=== Begin Enclosure ===

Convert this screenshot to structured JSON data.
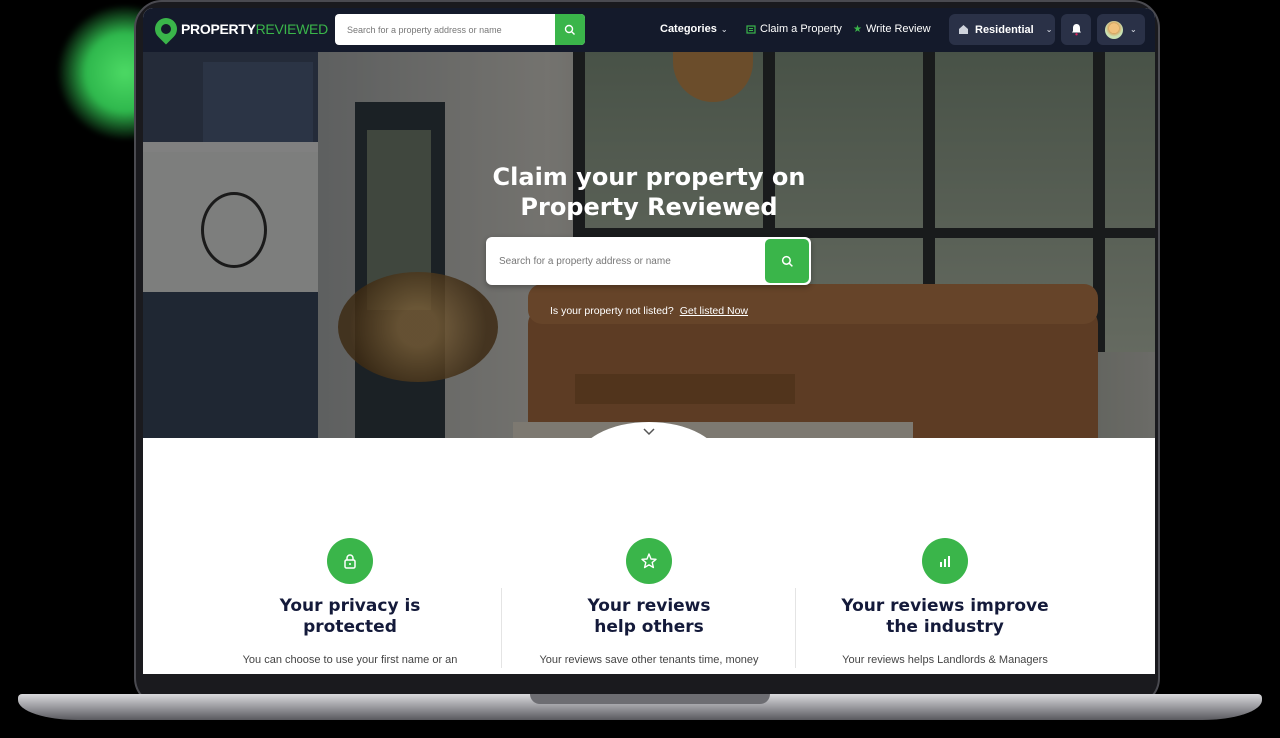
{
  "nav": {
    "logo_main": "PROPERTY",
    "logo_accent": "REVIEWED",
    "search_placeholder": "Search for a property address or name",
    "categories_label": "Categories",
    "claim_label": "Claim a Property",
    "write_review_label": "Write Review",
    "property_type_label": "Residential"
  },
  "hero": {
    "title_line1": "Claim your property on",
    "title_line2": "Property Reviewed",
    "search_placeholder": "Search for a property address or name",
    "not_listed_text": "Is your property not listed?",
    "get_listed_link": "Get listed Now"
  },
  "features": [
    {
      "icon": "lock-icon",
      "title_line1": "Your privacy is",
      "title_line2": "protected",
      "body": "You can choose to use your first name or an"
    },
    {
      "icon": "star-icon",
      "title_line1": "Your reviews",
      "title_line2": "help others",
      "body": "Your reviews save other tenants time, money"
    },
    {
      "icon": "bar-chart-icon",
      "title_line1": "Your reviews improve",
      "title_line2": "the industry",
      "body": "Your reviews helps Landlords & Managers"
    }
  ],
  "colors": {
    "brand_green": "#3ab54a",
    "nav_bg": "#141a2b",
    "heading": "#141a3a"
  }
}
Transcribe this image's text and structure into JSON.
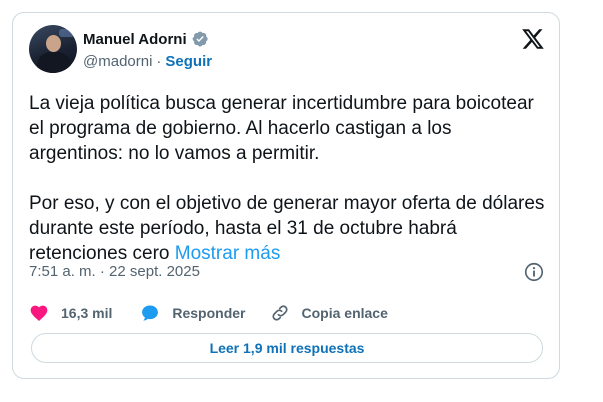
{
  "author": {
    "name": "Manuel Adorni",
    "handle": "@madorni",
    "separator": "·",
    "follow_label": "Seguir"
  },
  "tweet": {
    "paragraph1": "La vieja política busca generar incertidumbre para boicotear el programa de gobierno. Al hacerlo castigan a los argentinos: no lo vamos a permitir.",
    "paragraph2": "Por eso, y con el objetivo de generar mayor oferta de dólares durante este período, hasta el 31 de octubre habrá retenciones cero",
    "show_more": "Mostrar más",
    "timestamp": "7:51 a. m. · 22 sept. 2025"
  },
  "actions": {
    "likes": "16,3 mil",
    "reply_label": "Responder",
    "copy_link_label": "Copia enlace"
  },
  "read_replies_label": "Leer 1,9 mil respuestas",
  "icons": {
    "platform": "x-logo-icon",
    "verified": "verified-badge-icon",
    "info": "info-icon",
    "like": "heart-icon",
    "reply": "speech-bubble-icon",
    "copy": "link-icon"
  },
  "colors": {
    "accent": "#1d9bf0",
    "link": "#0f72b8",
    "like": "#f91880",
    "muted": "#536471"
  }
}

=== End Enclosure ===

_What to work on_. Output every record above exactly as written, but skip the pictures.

_Task answer_.
Convert this screenshot to structured JSON data.
{
  "nav": {
    "logo_main": "PROPERTY",
    "logo_accent": "REVIEWED",
    "search_placeholder": "Search for a property address or name",
    "categories_label": "Categories",
    "claim_label": "Claim a Property",
    "write_review_label": "Write Review",
    "property_type_label": "Residential"
  },
  "hero": {
    "title_line1": "Claim your property on",
    "title_line2": "Property Reviewed",
    "search_placeholder": "Search for a property address or name",
    "not_listed_text": "Is your property not listed?",
    "get_listed_link": "Get listed Now"
  },
  "features": [
    {
      "icon": "lock-icon",
      "title_line1": "Your privacy is",
      "title_line2": "protected",
      "body": "You can choose to use your first name or an"
    },
    {
      "icon": "star-icon",
      "title_line1": "Your reviews",
      "title_line2": "help others",
      "body": "Your reviews save other tenants time, money"
    },
    {
      "icon": "bar-chart-icon",
      "title_line1": "Your reviews improve",
      "title_line2": "the industry",
      "body": "Your reviews helps Landlords & Managers"
    }
  ],
  "colors": {
    "brand_green": "#3ab54a",
    "nav_bg": "#141a2b",
    "heading": "#141a3a"
  }
}
Transcribe this image's text and structure into JSON.
{
  "author": {
    "name": "Manuel Adorni",
    "handle": "@madorni",
    "separator": "·",
    "follow_label": "Seguir"
  },
  "tweet": {
    "paragraph1": "La vieja política busca generar incertidumbre para boicotear el programa de gobierno. Al hacerlo castigan a los argentinos: no lo vamos a permitir.",
    "paragraph2": "Por eso, y con el objetivo de generar mayor oferta de dólares durante este período, hasta el 31 de octubre habrá retenciones cero",
    "show_more": "Mostrar más",
    "timestamp": "7:51 a. m. · 22 sept. 2025"
  },
  "actions": {
    "likes": "16,3 mil",
    "reply_label": "Responder",
    "copy_link_label": "Copia enlace"
  },
  "read_replies_label": "Leer 1,9 mil respuestas",
  "icons": {
    "platform": "x-logo-icon",
    "verified": "verified-badge-icon",
    "info": "info-icon",
    "like": "heart-icon",
    "reply": "speech-bubble-icon",
    "copy": "link-icon"
  },
  "colors": {
    "accent": "#1d9bf0",
    "link": "#0f72b8",
    "like": "#f91880",
    "muted": "#536471"
  }
}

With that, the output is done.